The community soon breaks apart until Dora and Michael are the only two remaining. They get on well and Dora decides she will not return to Paul but instead will go and stay with her friend Sally. Michael then leaves, making Dora the last person at Imber.
- Dora Greenfield, a young, flirtatious woman, who is interested in art
- Michael Meade, the owner of the court outside of the Imber Abbey
- Toby Gashe, a young curious boy, who comes to the Abbey of religious vocation
- Paul Greenfield, a wealthy scholar who comes to the Abbey to do research. Dora's legal husband
- Nick Fawley, a troubled member of the Abbey
- Catherine Fawley, a beautiful young lady who wants to become a nun
- James Tayper Pace, a very religious and austere member of the community
- Patchway, a gardener
- Father Bob Joyce
- Mark Stafford
- Margaret Stafford, a.k.a. Mrs Mark
- Sister Ursula
- The Abbess
- The Bishop
- Mother Clare
- Peter Topglass
- Sally, a friend of Dora's who lives in London
- Noel Spens, a reporter who has an affair with Dora
Key to chapters
- Introduction to Paul and Dora Greenfield, Toby Gashe, and James Tayper Pace. Train ride from London to Gloucestershire.
- A drive to Imber Court, and introduction to much of the rest of the community.
- Paul tells Dora the legend of the bell.
- Conversation between James and Michael, and introduction to Nick Fawley.
- Dora's tour of the grounds with Mrs Mark, and, with Michael, the discovery of Toby swimming.
- Michael's nightmare, his background, and a business meeting at Imber Court.
- Michael's history with the Fawleys.
- Peter, Toby, Michael, and Dora inspect the birds in the woods.
- James' sermon, and a fight between Dora and Paul.
- Toby discovers an underwater bell.
- Michael and Toby travel to Swindon.
- Michael and Toby's individual thoughts on their last encounter, and a walk in the woods.
- Toby's thoughts on the walk, and his entry into the abbey.
- Dora's sojourn in London.
- Toby sees Dora in the window, and later tells her of the Bell.
- Michael's sermon, and encounter with drunken Nick.
- Toby and Dora raise the bell.
- Paul tells Michael part of the legend of the bell, and Nick tells Michael that Dora is having an affair.
- Michael receives advice from James and the Abbess.
- Noel and the Bishop come to Imber Court to christen the bell.
- Nick tells Toby to confess.
- Dora overhears Nick's informing Noel, and rings the bell.
- The new bell is sunk in the water during a procession, Catherine attempts suicide, and Dora is rescued by Mother Clare.
- Paul leaves Imber Court to see to the old bell in London.
- James reveals to Michael that he knows about him and Toby. Nick commits suicide.

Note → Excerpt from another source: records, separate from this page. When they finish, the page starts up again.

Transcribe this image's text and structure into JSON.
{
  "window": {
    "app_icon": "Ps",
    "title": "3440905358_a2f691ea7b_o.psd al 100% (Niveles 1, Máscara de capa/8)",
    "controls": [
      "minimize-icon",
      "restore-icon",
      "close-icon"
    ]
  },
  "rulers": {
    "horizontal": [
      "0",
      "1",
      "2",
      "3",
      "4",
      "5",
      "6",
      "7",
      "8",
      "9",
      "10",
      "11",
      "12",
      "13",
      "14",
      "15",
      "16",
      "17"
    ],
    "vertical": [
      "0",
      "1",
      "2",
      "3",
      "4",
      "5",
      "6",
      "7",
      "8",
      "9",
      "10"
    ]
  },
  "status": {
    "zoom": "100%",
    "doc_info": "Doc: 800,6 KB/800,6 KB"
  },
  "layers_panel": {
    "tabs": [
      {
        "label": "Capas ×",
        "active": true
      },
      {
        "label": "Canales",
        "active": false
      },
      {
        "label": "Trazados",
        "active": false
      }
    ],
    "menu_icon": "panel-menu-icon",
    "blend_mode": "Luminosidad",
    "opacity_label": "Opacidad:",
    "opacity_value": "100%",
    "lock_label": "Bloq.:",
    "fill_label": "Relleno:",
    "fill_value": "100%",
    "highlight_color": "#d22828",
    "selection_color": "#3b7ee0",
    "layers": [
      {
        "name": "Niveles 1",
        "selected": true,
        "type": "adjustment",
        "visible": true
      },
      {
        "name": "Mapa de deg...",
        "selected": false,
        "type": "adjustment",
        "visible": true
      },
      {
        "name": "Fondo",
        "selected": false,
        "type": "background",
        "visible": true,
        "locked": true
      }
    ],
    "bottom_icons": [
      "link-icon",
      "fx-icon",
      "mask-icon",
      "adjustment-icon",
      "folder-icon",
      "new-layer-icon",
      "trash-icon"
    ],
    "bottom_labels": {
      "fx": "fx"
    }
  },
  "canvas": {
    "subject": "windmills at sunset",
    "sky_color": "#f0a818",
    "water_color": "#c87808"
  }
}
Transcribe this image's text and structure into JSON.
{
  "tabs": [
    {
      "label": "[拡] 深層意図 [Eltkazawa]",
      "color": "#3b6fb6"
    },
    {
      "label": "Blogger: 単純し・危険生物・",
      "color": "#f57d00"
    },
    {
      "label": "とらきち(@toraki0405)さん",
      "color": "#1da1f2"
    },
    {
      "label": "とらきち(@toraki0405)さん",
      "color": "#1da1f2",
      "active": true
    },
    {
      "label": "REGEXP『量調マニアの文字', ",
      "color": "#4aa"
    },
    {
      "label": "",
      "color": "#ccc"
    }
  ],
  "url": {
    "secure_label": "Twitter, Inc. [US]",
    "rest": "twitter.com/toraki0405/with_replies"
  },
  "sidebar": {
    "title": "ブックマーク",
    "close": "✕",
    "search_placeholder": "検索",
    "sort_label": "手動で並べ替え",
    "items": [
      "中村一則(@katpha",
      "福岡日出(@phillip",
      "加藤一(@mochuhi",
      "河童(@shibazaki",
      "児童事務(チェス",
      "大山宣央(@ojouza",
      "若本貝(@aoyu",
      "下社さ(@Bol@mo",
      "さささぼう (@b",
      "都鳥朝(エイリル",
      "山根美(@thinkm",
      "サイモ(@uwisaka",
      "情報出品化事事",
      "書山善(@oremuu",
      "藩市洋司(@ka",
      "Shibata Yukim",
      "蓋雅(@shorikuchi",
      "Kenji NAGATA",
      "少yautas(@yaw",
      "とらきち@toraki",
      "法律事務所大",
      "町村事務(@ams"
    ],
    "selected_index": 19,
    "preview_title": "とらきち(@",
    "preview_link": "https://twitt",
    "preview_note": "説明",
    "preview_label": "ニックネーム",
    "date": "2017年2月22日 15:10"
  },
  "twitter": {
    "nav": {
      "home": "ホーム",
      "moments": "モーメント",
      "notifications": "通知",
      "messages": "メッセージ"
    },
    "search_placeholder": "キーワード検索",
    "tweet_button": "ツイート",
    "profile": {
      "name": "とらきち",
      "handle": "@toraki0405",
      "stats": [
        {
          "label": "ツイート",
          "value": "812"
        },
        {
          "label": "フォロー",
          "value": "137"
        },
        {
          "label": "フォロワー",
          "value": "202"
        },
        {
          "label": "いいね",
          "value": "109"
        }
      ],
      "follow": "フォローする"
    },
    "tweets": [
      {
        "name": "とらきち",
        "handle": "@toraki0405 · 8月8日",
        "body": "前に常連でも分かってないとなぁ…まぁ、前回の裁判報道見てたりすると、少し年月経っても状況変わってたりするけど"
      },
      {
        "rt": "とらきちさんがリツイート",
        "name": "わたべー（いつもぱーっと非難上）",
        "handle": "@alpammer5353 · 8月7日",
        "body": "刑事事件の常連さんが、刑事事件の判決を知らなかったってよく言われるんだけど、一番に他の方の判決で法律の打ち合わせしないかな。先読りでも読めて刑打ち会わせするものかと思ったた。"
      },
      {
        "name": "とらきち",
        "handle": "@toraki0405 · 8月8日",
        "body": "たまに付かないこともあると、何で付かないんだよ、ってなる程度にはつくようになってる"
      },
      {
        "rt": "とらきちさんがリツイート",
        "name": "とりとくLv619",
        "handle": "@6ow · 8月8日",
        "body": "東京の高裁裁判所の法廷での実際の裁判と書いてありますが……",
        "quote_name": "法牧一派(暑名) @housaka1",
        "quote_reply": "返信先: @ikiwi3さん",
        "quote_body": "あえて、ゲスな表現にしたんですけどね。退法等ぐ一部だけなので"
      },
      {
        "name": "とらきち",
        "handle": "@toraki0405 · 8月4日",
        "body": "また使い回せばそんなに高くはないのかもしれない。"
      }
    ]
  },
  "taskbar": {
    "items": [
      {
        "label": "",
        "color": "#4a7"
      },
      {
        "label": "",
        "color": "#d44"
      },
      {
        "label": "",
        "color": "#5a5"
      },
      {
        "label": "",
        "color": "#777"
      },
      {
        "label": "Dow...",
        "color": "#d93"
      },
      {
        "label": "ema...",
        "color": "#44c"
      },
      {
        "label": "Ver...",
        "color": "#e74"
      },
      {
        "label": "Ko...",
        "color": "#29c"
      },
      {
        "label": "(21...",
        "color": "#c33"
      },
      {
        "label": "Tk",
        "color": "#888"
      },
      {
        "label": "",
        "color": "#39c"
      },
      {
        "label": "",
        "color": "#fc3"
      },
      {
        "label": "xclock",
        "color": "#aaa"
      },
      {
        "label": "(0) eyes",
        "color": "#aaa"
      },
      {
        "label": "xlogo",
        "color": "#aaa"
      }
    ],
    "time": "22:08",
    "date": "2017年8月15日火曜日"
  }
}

- The community is dissolved, and Michael and Dora work hard together. Michael is in pain. Dora says goodbye to Michael.
- The Bell, a four-part BBC TV dramatisation (1982). Directed by Barry Davis with music by Marc Wilkinson, the cast included Ian Holm as Michael Meade and Tessa Peake-Jones as Dora Greenfield.
- Existential Ennui: Beautiful British Book Jacket Design of the 1950s and 1960s
- Murdoch, I. The Bell. Vintage Classics '